Collection of arrears has improved significantly at the Gaborone City Council (GCC) in the current financial year despite a tight budget and defaults, city Mayor, Haskins Nkaigwa has told a full council meeting.
Rates arrears stood at P81 million, representing 80 percent of total arrears. Nkaigwa attributed the improved collection to the involvement of private attorneys and partnership with First National Bank of Botswana. “Collections were P28 million represented by in-house collection,” said Nkaigwa who is currently fending off calls to resign from his councillors over allegations of corruption.
He said private attorneys engaged by GCC collected P10 million in the period under review, while FNB collected in excess of P18 million. GCC is struggling to control stray animals, maintain public roads, street and traffic lights amid a budget that was slashed from an ambitious P226 million to P200 million. However, due to improved debt collection, GCC used “revenue from own source” of P103 million to boost its bottom line. At P303 million Nkaigwa said the revenue is a slight improvement of 19 percent when compared to previous financial year.
“For the first quarter, the Council has already received Revenue Support Grant of P43 million plus revenue from own source of P30 million.” He said expenditure for the same period stands at P57 million. He encouraged members of the public to continue paying arrears and said services have been extended to include SHHA offices in all wards to access their rates bills and payments. Online facilities are also available including SMS through First National Bank.

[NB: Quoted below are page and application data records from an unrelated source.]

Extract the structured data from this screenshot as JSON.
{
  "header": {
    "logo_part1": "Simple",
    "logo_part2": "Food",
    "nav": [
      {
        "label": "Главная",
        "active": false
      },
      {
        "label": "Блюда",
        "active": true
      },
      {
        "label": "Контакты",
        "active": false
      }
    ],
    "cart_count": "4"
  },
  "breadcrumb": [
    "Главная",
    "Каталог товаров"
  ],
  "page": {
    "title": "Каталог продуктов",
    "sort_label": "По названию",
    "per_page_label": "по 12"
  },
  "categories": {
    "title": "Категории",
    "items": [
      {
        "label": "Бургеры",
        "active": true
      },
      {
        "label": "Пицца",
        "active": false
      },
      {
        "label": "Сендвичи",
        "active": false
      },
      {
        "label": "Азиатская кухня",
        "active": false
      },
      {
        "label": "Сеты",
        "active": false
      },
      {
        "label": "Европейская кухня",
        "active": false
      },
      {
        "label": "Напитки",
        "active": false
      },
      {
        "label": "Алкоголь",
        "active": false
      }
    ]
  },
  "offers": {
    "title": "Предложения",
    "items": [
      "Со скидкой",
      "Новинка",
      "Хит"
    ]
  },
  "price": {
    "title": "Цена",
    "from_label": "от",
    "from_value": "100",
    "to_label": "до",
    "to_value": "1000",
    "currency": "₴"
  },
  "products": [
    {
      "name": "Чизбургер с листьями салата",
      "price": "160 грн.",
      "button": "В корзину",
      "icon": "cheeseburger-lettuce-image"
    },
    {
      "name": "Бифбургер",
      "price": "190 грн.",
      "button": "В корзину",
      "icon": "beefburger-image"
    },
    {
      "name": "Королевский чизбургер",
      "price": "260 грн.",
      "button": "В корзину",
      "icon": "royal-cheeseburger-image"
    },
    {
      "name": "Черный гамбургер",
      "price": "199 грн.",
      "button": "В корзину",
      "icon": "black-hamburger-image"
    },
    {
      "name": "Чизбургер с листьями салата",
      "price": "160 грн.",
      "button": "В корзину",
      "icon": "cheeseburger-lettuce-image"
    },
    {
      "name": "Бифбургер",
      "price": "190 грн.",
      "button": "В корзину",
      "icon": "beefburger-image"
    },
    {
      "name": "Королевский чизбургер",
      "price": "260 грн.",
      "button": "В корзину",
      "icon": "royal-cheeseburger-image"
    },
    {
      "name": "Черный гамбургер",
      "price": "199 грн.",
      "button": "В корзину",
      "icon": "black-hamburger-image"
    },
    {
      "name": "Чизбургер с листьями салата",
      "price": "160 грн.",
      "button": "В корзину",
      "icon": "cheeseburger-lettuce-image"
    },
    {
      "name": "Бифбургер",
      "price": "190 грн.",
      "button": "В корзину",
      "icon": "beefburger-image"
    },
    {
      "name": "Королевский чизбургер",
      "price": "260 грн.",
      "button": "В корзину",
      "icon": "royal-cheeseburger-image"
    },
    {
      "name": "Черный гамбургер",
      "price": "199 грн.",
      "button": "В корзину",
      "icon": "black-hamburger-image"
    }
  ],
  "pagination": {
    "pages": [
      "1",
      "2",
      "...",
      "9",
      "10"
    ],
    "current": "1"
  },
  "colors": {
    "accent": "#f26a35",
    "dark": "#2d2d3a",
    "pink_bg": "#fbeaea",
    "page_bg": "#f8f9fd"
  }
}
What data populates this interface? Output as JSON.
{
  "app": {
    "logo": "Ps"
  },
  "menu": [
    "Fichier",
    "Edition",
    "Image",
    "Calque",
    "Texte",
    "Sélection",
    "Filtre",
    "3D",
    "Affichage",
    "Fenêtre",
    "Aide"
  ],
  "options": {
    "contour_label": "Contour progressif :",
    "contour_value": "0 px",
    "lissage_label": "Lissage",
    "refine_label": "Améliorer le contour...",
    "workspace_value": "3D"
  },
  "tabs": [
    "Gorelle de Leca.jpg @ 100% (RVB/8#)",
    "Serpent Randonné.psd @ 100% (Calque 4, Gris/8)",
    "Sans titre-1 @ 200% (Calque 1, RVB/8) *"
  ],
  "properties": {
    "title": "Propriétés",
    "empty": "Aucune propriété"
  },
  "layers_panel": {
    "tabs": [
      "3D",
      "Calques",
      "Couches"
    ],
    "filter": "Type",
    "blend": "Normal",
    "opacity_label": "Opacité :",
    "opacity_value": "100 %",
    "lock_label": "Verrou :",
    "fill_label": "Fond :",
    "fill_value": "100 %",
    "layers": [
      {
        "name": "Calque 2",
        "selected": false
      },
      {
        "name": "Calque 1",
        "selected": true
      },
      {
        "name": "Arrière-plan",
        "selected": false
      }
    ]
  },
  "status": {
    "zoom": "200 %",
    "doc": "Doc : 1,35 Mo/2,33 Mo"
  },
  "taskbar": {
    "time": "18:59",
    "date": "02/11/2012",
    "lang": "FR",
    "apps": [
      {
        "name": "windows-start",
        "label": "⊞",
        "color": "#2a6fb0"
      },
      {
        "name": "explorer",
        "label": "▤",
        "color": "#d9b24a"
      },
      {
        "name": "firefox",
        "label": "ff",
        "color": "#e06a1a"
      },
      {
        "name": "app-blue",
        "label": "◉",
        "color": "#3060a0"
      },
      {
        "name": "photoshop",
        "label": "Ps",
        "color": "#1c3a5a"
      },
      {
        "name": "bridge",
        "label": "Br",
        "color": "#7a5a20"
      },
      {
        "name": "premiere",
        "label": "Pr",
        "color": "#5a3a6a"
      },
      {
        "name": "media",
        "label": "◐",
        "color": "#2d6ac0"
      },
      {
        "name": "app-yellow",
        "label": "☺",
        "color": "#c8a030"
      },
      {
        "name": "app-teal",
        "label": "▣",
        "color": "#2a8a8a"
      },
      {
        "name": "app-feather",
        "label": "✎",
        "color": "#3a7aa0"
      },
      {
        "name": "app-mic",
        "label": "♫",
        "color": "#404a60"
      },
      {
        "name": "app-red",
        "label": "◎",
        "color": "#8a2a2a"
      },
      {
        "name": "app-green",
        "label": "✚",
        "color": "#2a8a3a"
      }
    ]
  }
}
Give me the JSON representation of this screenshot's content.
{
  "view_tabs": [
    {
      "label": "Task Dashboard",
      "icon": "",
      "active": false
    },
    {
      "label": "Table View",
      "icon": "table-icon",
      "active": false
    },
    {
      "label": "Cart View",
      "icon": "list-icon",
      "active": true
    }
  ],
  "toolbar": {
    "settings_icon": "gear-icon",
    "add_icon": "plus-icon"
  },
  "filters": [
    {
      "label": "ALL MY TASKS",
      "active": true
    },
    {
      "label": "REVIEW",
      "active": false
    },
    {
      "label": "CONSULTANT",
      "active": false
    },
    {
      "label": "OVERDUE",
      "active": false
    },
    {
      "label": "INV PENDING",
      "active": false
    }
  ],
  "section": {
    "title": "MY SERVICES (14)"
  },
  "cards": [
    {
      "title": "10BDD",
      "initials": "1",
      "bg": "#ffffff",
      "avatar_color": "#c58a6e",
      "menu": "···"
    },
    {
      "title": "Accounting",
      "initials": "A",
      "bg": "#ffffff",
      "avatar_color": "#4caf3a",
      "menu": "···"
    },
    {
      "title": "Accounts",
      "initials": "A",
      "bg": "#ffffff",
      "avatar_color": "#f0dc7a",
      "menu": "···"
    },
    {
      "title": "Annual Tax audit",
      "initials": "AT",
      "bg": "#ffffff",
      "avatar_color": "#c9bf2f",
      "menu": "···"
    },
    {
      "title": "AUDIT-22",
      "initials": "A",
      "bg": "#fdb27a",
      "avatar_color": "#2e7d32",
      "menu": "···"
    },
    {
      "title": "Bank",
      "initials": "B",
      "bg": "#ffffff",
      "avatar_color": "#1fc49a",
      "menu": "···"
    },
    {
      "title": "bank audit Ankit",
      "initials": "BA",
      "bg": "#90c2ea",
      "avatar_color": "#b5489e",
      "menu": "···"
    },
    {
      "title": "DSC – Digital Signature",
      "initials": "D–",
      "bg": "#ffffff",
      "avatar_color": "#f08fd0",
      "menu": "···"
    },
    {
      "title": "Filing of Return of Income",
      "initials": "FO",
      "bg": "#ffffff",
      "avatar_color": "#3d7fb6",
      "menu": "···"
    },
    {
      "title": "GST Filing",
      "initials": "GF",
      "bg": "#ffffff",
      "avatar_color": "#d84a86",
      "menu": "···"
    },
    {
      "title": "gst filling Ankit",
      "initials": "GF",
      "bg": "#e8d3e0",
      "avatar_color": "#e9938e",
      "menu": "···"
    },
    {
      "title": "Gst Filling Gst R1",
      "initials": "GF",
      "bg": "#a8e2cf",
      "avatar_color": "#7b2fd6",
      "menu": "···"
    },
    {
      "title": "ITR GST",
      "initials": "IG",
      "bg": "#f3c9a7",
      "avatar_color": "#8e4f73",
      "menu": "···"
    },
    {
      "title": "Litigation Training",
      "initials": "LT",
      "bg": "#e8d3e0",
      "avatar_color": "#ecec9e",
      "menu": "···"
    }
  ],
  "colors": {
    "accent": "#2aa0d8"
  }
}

He decried lack of commitment by defaulters who do not show up to pay their rates, saying part of the reason is that some have either changed addresses or relocated outside the country. The Mayor added that budget for Ipelegeng, President Ian Khama’s social safety net for the unemployed, had been increased to P20 million in the period under review following an increase in beneficiaries allowance and sustenance fee to P30 and P7 respectively. Critics of Ipelegeng, which benefits over 55 000 Batswana throughout the country say the scheme is unsustainable.